Task to complete :: Check each line of the data below for the word "this", then extract the ones that have it.

+++ Entries supplied +++

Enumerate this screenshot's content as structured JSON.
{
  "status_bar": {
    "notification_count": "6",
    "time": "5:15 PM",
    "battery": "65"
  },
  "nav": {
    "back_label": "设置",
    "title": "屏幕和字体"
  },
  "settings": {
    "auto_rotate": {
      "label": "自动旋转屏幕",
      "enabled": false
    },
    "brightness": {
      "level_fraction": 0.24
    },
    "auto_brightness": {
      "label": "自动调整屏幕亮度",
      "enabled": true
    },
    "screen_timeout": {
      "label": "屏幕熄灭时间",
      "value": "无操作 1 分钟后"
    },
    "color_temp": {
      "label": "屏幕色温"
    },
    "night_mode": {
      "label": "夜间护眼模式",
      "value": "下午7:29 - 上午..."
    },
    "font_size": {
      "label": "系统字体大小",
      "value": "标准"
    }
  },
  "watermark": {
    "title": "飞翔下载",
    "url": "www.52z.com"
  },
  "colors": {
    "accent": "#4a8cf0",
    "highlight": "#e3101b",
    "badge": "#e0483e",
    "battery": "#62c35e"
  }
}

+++
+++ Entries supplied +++

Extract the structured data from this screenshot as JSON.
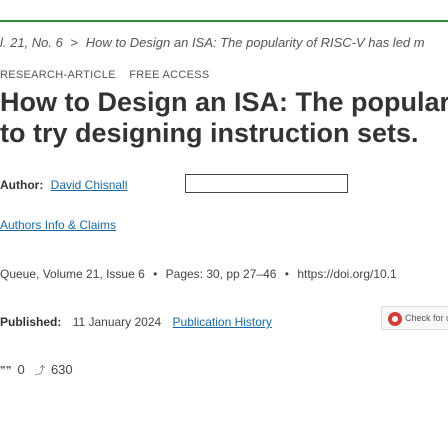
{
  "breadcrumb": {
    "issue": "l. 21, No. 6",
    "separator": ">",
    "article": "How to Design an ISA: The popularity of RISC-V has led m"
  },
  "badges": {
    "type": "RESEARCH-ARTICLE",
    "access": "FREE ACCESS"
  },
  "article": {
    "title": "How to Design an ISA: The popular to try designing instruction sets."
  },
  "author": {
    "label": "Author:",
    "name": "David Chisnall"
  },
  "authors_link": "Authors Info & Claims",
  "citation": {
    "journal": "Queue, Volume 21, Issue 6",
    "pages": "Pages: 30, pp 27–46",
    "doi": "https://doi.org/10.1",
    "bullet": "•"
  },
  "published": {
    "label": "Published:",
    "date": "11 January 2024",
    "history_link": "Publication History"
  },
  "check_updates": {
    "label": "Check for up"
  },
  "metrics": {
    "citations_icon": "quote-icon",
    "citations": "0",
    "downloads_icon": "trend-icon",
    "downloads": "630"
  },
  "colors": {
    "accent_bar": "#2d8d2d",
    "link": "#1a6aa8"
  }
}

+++

Answer below ::
Enumerate this screenshot's content as structured JSON.
Extract the structured data from this screenshot as JSON.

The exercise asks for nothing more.